Despite the departure of Akamai Technologies from Technology Square, the properties appear to have been a good investment for MIT.

“We’ve had a fairly successful leasing effort,” said MIT Real Estate Director Joseph T. Maguire. MIT is continuing to lease space three of the seven Tech Square buildings, but has filled Buildings 100, 200, 400, and 700. Tech Square comprises about 1.1 million square feet of rentable space, Maguire said.

Delta Search Laboratories will now occupy Building 700, and Swiss pharmaceutical company Novartis will move into Building 100 when construction is completed. “The shells are all complete,” said Maguire, but the buildings must be finished before they can be occupied.

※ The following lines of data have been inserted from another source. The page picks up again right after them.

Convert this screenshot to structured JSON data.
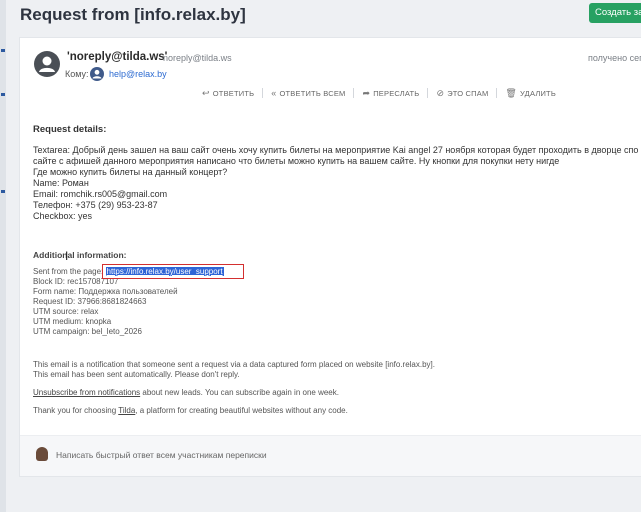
{
  "header": {
    "title": "Request from [info.relax.by]",
    "create_button": "Создать зада"
  },
  "message": {
    "sender_name": "'noreply@tilda.ws'",
    "sender_email": "noreply@tilda.ws",
    "received_label": "получено сего",
    "to_label": "Кому:",
    "to_address": "help@relax.by"
  },
  "actions": {
    "reply": "ОТВЕТИТЬ",
    "reply_all": "ОТВЕТИТЬ ВСЕМ",
    "forward": "ПЕРЕСЛАТЬ",
    "spam": "ЭТО СПАМ",
    "delete": "УДАЛИТЬ"
  },
  "body": {
    "request_heading": "Request details:",
    "lines": [
      "Textarea: Добрый день зашел на ваш сайт очень хочу купить билеты на мероприятие Kai angel 27 ноября которая будет проходить в дворце спо",
      "сайте с афишей данного мероприятия написано что билеты можно купить на вашем сайте. Ну кнопки для покупки нету нигде",
      "Где можно купить билеты на данный концерт?",
      "Name: Роман",
      "Email: romchik.rs005@gmail.com",
      "Телефон: +375 (29) 953-23-87",
      "Checkbox: yes"
    ],
    "additional_heading": "Additional information:",
    "sent_from_label": "Sent from the page:",
    "sent_from_link": "https://info.relax.by/user_support",
    "meta_lines": [
      "Block ID: rec157087107",
      "Form name: Поддержка пользователей",
      "Request ID: 37966:8681824663",
      "UTM source: relax",
      "UTM medium: knopka",
      "UTM campaign: bel_leto_2026"
    ],
    "notice_line1": "This email is a notification that someone sent a request via a data captured form placed on website [info.relax.by].",
    "notice_line2": "This email has been sent automatically. Please don't reply.",
    "unsubscribe_link": "Unsubscribe from notifications",
    "unsubscribe_rest": " about new leads. You can subscribe again in one week.",
    "thanks_prefix": "Thank you for choosing ",
    "thanks_link": "Tilda",
    "thanks_suffix": ", a platform for creating beautiful websites without any code."
  },
  "reply_bar": {
    "placeholder": "Написать быстрый ответ всем участникам переписки"
  }
}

Biotechnology space, which makes up most of Tech Square, is one of the few real estate markets doing well right now. “You saw the Novartis lease at Necco,” said Adjunct Professor Emeritus William J. Poorvu of the Harvard Business School. “There are leases in biotech [and] you won’t find many other” leases in the technology real estate.

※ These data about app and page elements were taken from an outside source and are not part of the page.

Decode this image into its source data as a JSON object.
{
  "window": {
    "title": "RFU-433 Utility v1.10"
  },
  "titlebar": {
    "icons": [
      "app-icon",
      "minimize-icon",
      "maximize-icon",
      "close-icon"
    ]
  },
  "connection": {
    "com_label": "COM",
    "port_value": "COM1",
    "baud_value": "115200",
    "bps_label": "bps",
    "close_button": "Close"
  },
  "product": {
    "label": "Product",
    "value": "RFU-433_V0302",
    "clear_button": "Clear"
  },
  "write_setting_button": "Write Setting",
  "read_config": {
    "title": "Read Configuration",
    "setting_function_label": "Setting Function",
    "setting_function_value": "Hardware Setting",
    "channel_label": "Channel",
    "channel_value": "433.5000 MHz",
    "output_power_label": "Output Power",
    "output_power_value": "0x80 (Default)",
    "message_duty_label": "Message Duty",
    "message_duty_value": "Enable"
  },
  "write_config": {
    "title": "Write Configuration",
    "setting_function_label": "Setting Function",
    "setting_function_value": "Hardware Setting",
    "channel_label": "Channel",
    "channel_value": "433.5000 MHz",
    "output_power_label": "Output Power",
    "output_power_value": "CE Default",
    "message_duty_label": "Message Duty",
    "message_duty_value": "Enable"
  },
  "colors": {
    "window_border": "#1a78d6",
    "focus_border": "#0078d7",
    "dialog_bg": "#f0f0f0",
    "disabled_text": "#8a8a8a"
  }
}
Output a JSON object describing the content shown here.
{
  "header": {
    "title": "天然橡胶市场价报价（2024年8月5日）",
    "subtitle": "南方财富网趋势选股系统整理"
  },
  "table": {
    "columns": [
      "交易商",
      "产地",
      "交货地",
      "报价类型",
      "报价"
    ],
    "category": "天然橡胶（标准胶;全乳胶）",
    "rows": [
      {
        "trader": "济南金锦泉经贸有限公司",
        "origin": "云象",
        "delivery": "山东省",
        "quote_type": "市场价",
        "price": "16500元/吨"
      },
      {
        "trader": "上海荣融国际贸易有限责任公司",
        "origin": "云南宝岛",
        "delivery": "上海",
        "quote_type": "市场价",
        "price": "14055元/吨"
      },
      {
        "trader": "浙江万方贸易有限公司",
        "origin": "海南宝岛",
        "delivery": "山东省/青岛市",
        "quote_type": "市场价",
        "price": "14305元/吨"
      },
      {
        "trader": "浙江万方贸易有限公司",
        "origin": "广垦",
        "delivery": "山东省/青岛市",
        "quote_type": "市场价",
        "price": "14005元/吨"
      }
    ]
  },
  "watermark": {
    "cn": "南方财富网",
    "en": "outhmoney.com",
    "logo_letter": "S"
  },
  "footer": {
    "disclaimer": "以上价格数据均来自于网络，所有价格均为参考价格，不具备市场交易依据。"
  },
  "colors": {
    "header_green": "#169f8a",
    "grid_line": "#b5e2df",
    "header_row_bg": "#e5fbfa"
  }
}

Poorvu said that investments such as Tech Square can bring jobs for a school’s students and activity for its faculty in addition to financial gain. Such investments are also quite common. Princeton, Stanford, and Yale all own similar technology or science real estate, Poorvu said.

Maguire said that MIT has focused on biotechnology, and that “rents are significantly higher” in the biotech industry. Poorvu said that rents were “certainly higher for biotech than other kinds of space,” but he said that biotech companies often require more expensive buildings.

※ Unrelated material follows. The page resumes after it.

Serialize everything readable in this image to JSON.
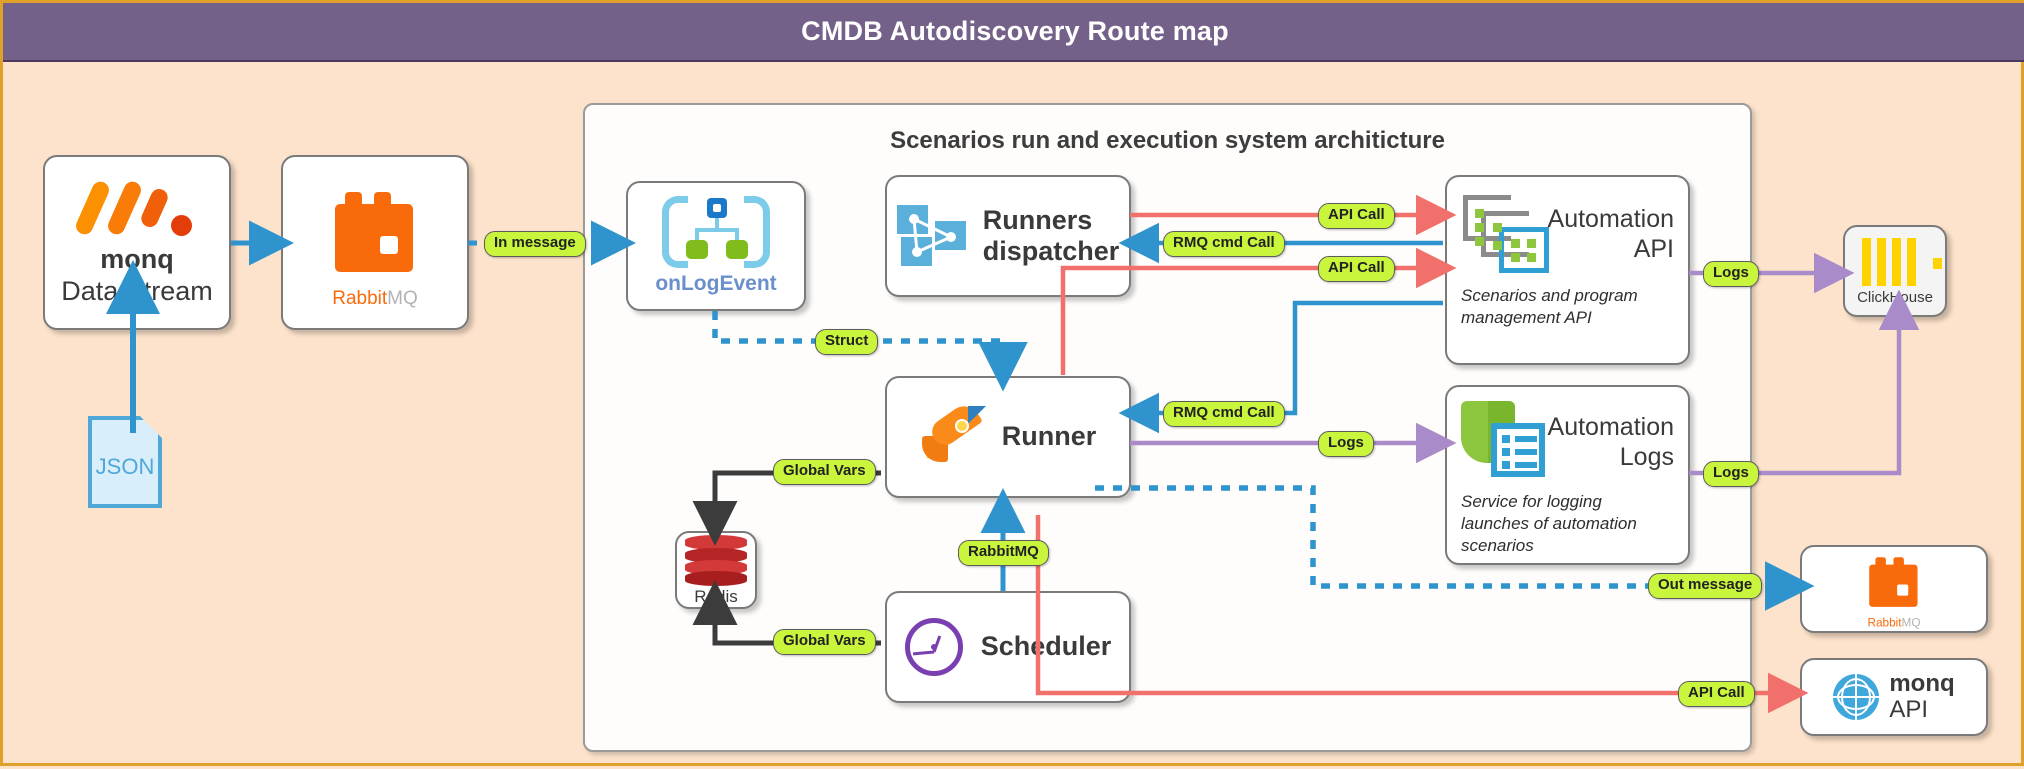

Akamai Technologies, which occupied building 500 and leased building 600, announced in a March 2002 press release that it would leave Tech Square. Akamai terminated its lease with a $15 million payment to MIT, releasing it “from a total lease liability of over $110 million,” according to an Akamai press release.

Akamai, which has leased nearby Eight Cambridge Center, had leased Building 500 through 2007 and Building 600 through 2012, said Caryn Brownell, a press relations representative for Akamai. “We saw an excellent opportunity to relocate and significantly lower our operating costs,” Brownell said.

Akamai President Paul Sagan estimated savings of “$8-10 million annually,” according to the March press release.

“It turned out to be win-win,” said Maguire. “It also gave MIT a significant amount of income.”

Neither building that Akamai leased have been completely leased yet, but “we are working feverishly to get [the Institute for Soldier Nanotechnology] and Bioengineering into Building 500,” and fitness company FitCorp will move from its present space in the basement of building 500 to the first floor of 600.

In addition to a variety of high-technology and biotechnology firms at Tech Square, Building 600 houses a Kinko’s, and there are plans for a restaraunt in Building 300.

Maguire said “we are hopeful to have a new restaraunt ... we have a letter of intent.” Maguire said the restaraunt would be “white linen” and take up about 10,000 square feet.

Maguire said that including such businesses is part of their master plan, which includes an effort to attract more community activity. “We liked the Beacon plan,” he said, and “will continue to work with the original architects,” Sasaki and Perkins, Will, and Shaw.

MIT is “committed to continuing our work ... as a responsible member of the community," said MIT Executive Vice President John Curry in a January 2001 statement.

MIT acquired Technology Square from Beacon Capital Partners in February 2001 for $278.8 million, according to a Beacon statement. The 2001 MIT Treasurer’s Report indicates $289 million in real estate acquisitions.

Beacon also sold the Draper Laboratories building to Draper Labs in April 2000 for $72.5 million, the statement said. Beacon bought both the Draper building and Technology Square from Prudential Insurance Company of America in 1998 for $123 million, an earlier Beacon statement said.